Your home and its electrical wiring should be safe, compliant, and future-proof.
The risks of ignoring the state of your wiring are significant, with potential hazards including fire or electrocution, which can both be fatal. Aside from the perks and peace of mind of knowing your family is safe, house rewiring will increase your property’s value and saleability, particularly if it has a few years on it.
When Do You Need Electrical Rewiring?
You may need house rewiring if your home and wires are old, faulty, or need alterations or additions.
Old or faulty: House rewiring is often needed for homes that are 25 years of age or older. The work carried out by a qualified electrician will bring the wiring up to standards and reach the level dictated in building regulation.

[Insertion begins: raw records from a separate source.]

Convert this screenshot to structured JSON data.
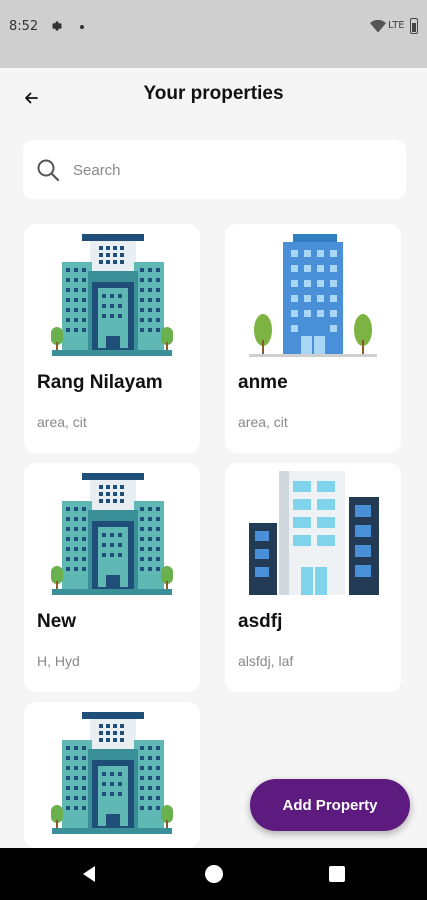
{
  "status_bar": {
    "time": "8:52",
    "network_label": "LTE",
    "icons": [
      "gear-icon",
      "notification-dot-icon",
      "wifi-icon",
      "battery-icon"
    ]
  },
  "header": {
    "title": "Your properties",
    "back_icon": "arrow-left-icon"
  },
  "search": {
    "placeholder": "Search",
    "icon": "search-icon"
  },
  "properties": [
    {
      "name": "Rang Nilayam",
      "location": "area, cit",
      "illustration": "apartment-complex-illustration"
    },
    {
      "name": "anme",
      "location": "area, cit",
      "illustration": "blue-tower-illustration"
    },
    {
      "name": "New",
      "location": "H, Hyd",
      "illustration": "apartment-complex-illustration"
    },
    {
      "name": "asdfj",
      "location": "alsfdj, laf",
      "illustration": "office-building-illustration"
    },
    {
      "name": "",
      "location": "",
      "illustration": "apartment-complex-illustration"
    }
  ],
  "fab": {
    "label": "Add Property"
  },
  "colors": {
    "fab_background": "#5e1b7f",
    "page_background": "#f5f5f5",
    "status_bar": "#cfcfcf"
  }
}
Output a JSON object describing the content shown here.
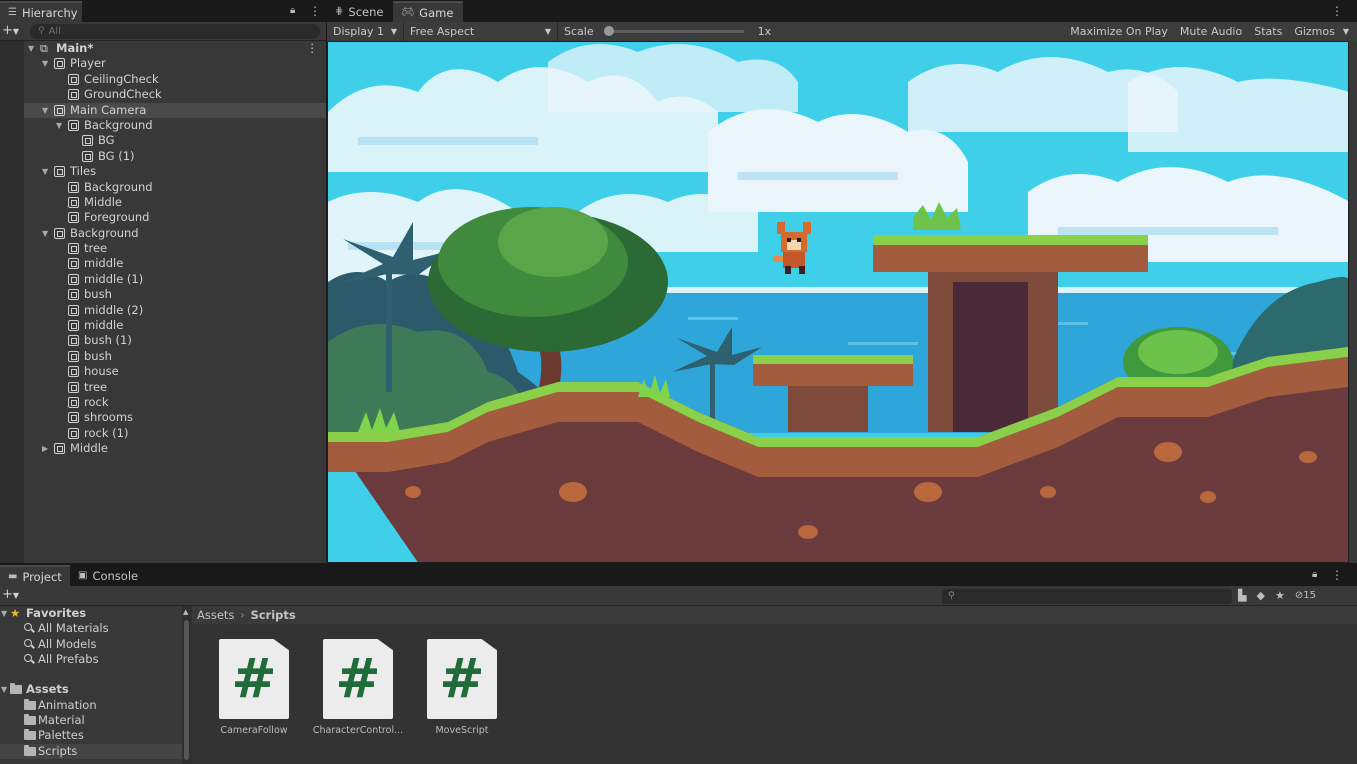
{
  "hierarchy": {
    "tab_label": "Hierarchy",
    "search_placeholder": "All",
    "items": [
      {
        "label": "Main*",
        "depth": 0,
        "arrow": "down",
        "kind": "scene"
      },
      {
        "label": "Player",
        "depth": 1,
        "arrow": "down",
        "kind": "object"
      },
      {
        "label": "CeilingCheck",
        "depth": 2,
        "arrow": "",
        "kind": "object"
      },
      {
        "label": "GroundCheck",
        "depth": 2,
        "arrow": "",
        "kind": "object"
      },
      {
        "label": "Main Camera",
        "depth": 1,
        "arrow": "down",
        "kind": "object",
        "selected": true
      },
      {
        "label": "Background",
        "depth": 2,
        "arrow": "down",
        "kind": "object"
      },
      {
        "label": "BG",
        "depth": 3,
        "arrow": "",
        "kind": "object"
      },
      {
        "label": "BG (1)",
        "depth": 3,
        "arrow": "",
        "kind": "object"
      },
      {
        "label": "Tiles",
        "depth": 1,
        "arrow": "down",
        "kind": "object"
      },
      {
        "label": "Background",
        "depth": 2,
        "arrow": "",
        "kind": "object"
      },
      {
        "label": "Middle",
        "depth": 2,
        "arrow": "",
        "kind": "object"
      },
      {
        "label": "Foreground",
        "depth": 2,
        "arrow": "",
        "kind": "object"
      },
      {
        "label": "Background",
        "depth": 1,
        "arrow": "down",
        "kind": "object"
      },
      {
        "label": "tree",
        "depth": 2,
        "arrow": "",
        "kind": "object"
      },
      {
        "label": "middle",
        "depth": 2,
        "arrow": "",
        "kind": "object"
      },
      {
        "label": "middle (1)",
        "depth": 2,
        "arrow": "",
        "kind": "object"
      },
      {
        "label": "bush",
        "depth": 2,
        "arrow": "",
        "kind": "object"
      },
      {
        "label": "middle (2)",
        "depth": 2,
        "arrow": "",
        "kind": "object"
      },
      {
        "label": "middle",
        "depth": 2,
        "arrow": "",
        "kind": "object"
      },
      {
        "label": "bush (1)",
        "depth": 2,
        "arrow": "",
        "kind": "object"
      },
      {
        "label": "bush",
        "depth": 2,
        "arrow": "",
        "kind": "object"
      },
      {
        "label": "house",
        "depth": 2,
        "arrow": "",
        "kind": "object"
      },
      {
        "label": "tree",
        "depth": 2,
        "arrow": "",
        "kind": "object"
      },
      {
        "label": "rock",
        "depth": 2,
        "arrow": "",
        "kind": "object"
      },
      {
        "label": "shrooms",
        "depth": 2,
        "arrow": "",
        "kind": "object"
      },
      {
        "label": "rock (1)",
        "depth": 2,
        "arrow": "",
        "kind": "object"
      },
      {
        "label": "Middle",
        "depth": 1,
        "arrow": "right",
        "kind": "object"
      }
    ]
  },
  "game": {
    "tabs": [
      {
        "label": "Scene",
        "icon": "hash-grid-icon"
      },
      {
        "label": "Game",
        "icon": "gamepad-icon"
      }
    ],
    "display": "Display 1",
    "aspect": "Free Aspect",
    "scale_label": "Scale",
    "scale_value": "1x",
    "scale_fraction": 0.0,
    "maximize_on_play": "Maximize On Play",
    "mute_audio": "Mute Audio",
    "stats": "Stats",
    "gizmos": "Gizmos"
  },
  "project": {
    "tabs": [
      {
        "label": "Project",
        "icon": "folder-icon"
      },
      {
        "label": "Console",
        "icon": "console-icon"
      }
    ],
    "hidden_count": "15",
    "favorites_label": "Favorites",
    "favorites": [
      "All Materials",
      "All Models",
      "All Prefabs"
    ],
    "assets_label": "Assets",
    "folders": [
      "Animation",
      "Material",
      "Palettes",
      "Scripts"
    ],
    "selected_folder": "Scripts",
    "breadcrumb": [
      "Assets",
      "Scripts"
    ],
    "files": [
      {
        "name": "CameraFollow",
        "glyph": "#"
      },
      {
        "name": "CharacterControl...",
        "glyph": "#"
      },
      {
        "name": "MoveScript",
        "glyph": "#"
      }
    ]
  },
  "colors": {
    "panel": "#383838",
    "sky": "#3fd0e8",
    "sea": "#2fa8d8",
    "grass": "#8ad04a",
    "dirt": "#6a3a3c",
    "script_hash": "#1f6b3a"
  }
}
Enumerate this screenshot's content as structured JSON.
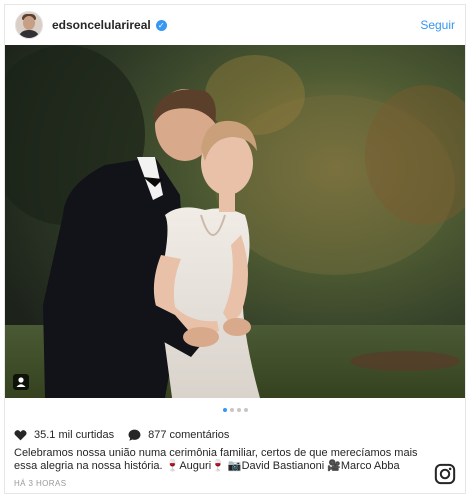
{
  "header": {
    "username": "edsoncelularireal",
    "follow_label": "Seguir",
    "verified_icon": "verified-check-icon"
  },
  "post": {
    "photo_description_icon": "tag-person-icon",
    "carousel": {
      "count": 4,
      "active_index": 0
    },
    "likes": "35.1 mil curtidas",
    "comments": "877 comentários",
    "caption": "Celebramos nossa união numa cerimônia familiar, certos de que merecíamos mais essa alegria na nossa história. 🍷Auguri🍷 📷David Bastianoni 🎥Marco Abba",
    "time": "HÁ 3 HORAS"
  },
  "colors": {
    "accent": "#3897f0",
    "text": "#262626",
    "muted": "#999999"
  }
}
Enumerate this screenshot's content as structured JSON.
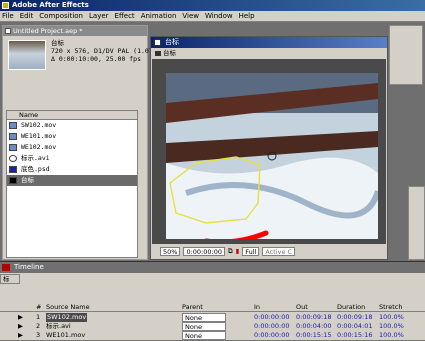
{
  "app": {
    "title": "Adobe After Effects"
  },
  "menu": [
    "File",
    "Edit",
    "Composition",
    "Layer",
    "Effect",
    "Animation",
    "View",
    "Window",
    "Help"
  ],
  "project": {
    "title": "Untitled Project.aep *",
    "comp_name": "台标",
    "info_lines": [
      "720 x 576, D1/DV PAL (1.07",
      "Δ 0:00:10:00, 25.00 fps"
    ],
    "column_name": "Name",
    "items": [
      {
        "name": "SW102.mov",
        "icon": "movie-file-icon"
      },
      {
        "name": "WE101.mov",
        "icon": "movie-file-icon"
      },
      {
        "name": "WE102.mov",
        "icon": "movie-file-icon"
      },
      {
        "name": "标示.avi",
        "icon": "avi-file-icon"
      },
      {
        "name": "底色.psd",
        "icon": "psd-file-icon"
      },
      {
        "name": "台标",
        "icon": "composition-icon",
        "selected": true
      }
    ]
  },
  "comp_window": {
    "title": "台标",
    "tab_label": "台标",
    "zoom": "50%",
    "timecode": "0:00:00:00",
    "resolution": "Full",
    "camera": "Active C"
  },
  "timeline": {
    "title": "Timeline",
    "tab_label": "标",
    "headers": {
      "num": "#",
      "source": "Source Name",
      "parent": "Parent",
      "in": "In",
      "out": "Out",
      "duration": "Duration",
      "stretch": "Stretch"
    },
    "layers": [
      {
        "num": "1",
        "source": "SW102.mov",
        "parent": "None",
        "in": "0:00:00:00",
        "out": "0:00:09:18",
        "duration": "0:00:09:18",
        "stretch": "100.0%",
        "selected": true
      },
      {
        "num": "2",
        "source": "标示.avi",
        "parent": "None",
        "in": "0:00:00:00",
        "out": "0:00:04:00",
        "duration": "0:00:04:01",
        "stretch": "100.0%"
      },
      {
        "num": "3",
        "source": "WE101.mov",
        "parent": "None",
        "in": "0:00:00:00",
        "out": "0:00:15:15",
        "duration": "0:00:15:16",
        "stretch": "100.0%"
      }
    ]
  },
  "colors": {
    "mask": "#e8e040",
    "red_stroke": "#ff0000",
    "titlebar": "#0a246a"
  }
}
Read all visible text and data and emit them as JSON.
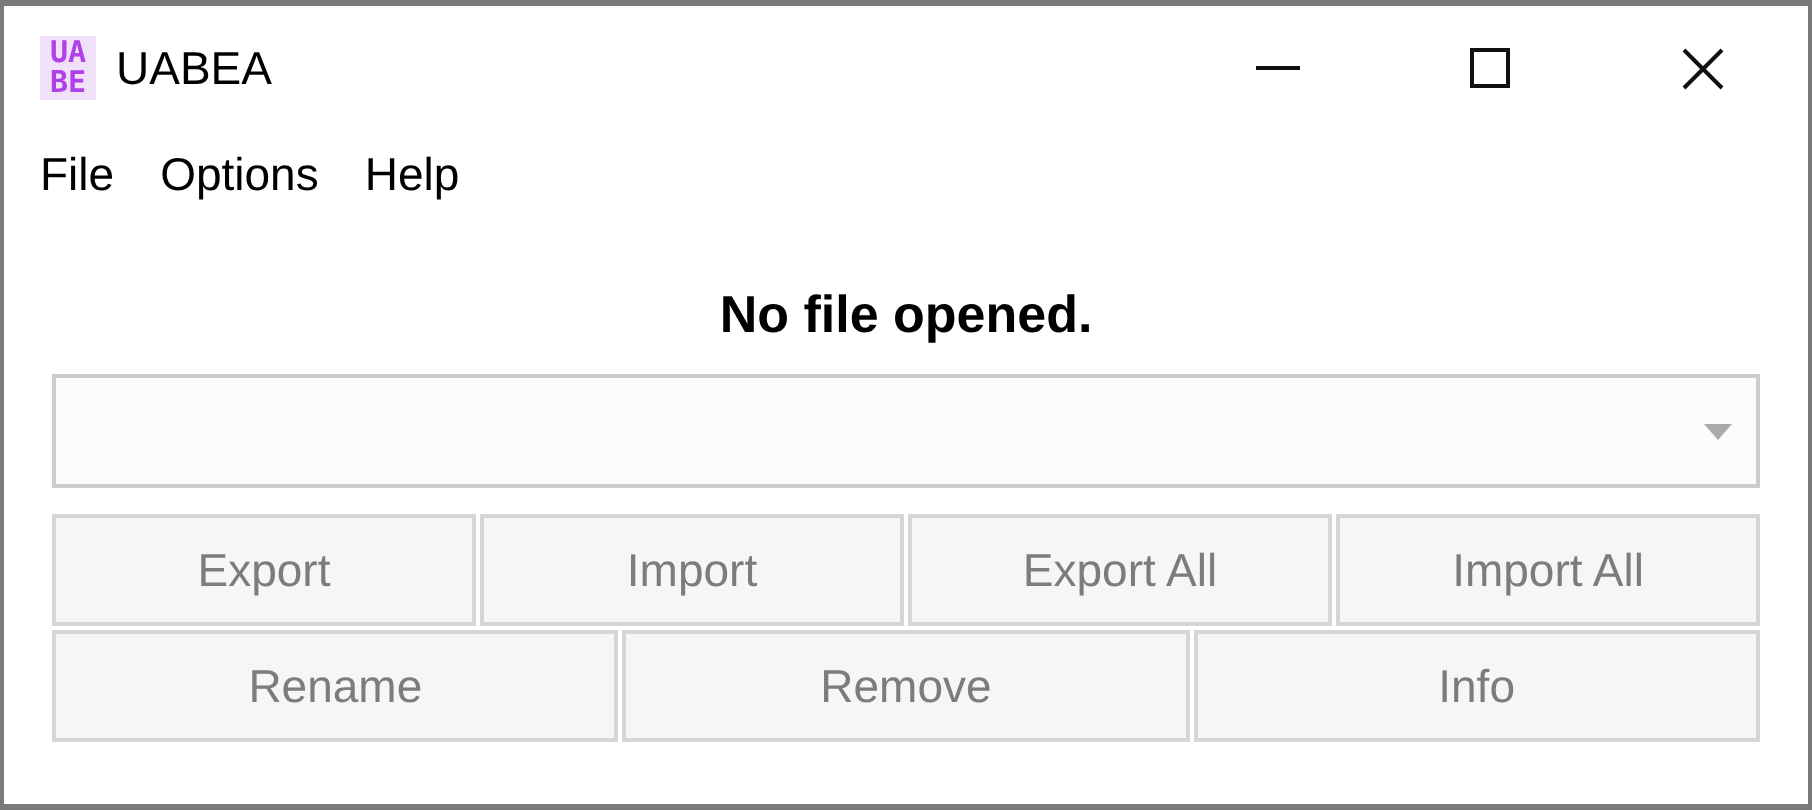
{
  "window": {
    "title": "UABEA",
    "logo_lines": [
      "UA",
      "BE"
    ]
  },
  "menu": [
    "File",
    "Options",
    "Help"
  ],
  "status": "No file opened.",
  "asset_dropdown": {
    "disabled": false
  },
  "button_rows": [
    [
      {
        "label": "Export",
        "disabled": true
      },
      {
        "label": "Import",
        "disabled": true
      },
      {
        "label": "Export All",
        "disabled": true
      },
      {
        "label": "Import All",
        "disabled": true
      }
    ],
    [
      {
        "label": "Rename",
        "disabled": true
      },
      {
        "label": "Remove",
        "disabled": true
      },
      {
        "label": "Info",
        "disabled": true
      }
    ]
  ]
}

Alterations or additions: Wiring that does not meet standards is often uncovered when you add a circuit or wiring to your existing system or when you add an extension to your home. If you make home improvements, such as an attic conversion or adding a garage, then house rewiring may be required under building regulations. An electrician will test existing wiring to ensure it is rated for any new electrical load.
The tell-tale signs that you might need a full or partial electrical rewire include:
- Old style fuse box
- A mix of light switches and plug sockets
- Fuses keep blowing
- Lights flicker
- Plugs and sockets are discoloured
- Burning smells
- Buzzing or crackling sounds
- Fabric, lead, or rubber insulated wire
How Do You Rewire A House?
Rewiring of a house begins with a full assessment and EICR safety test. The rewiring work may include replacing wires, installing a new fuse box (consumer unit), fitting new back boxes for switches and sockets, adding new sockets if required or desired, and bring earthing up to current requirements.
Existing wiring will run under your floors and through your walls. This means that floorboards may need to be lifted, and walls may need to be drilled into.
Stage one of rewiring includes laying the initial wiring and back boxes. Stage two includes adding the light fittings, switches, and sockets, with wiring connected to the new consumer unit.
If a renovation or extension is underway, initial wiring (first fix) is installed before plasterboarding and decorating, typically at the same time as plumbing.
In all cases, the cost to rewire a house will be discussed before rewiring begins.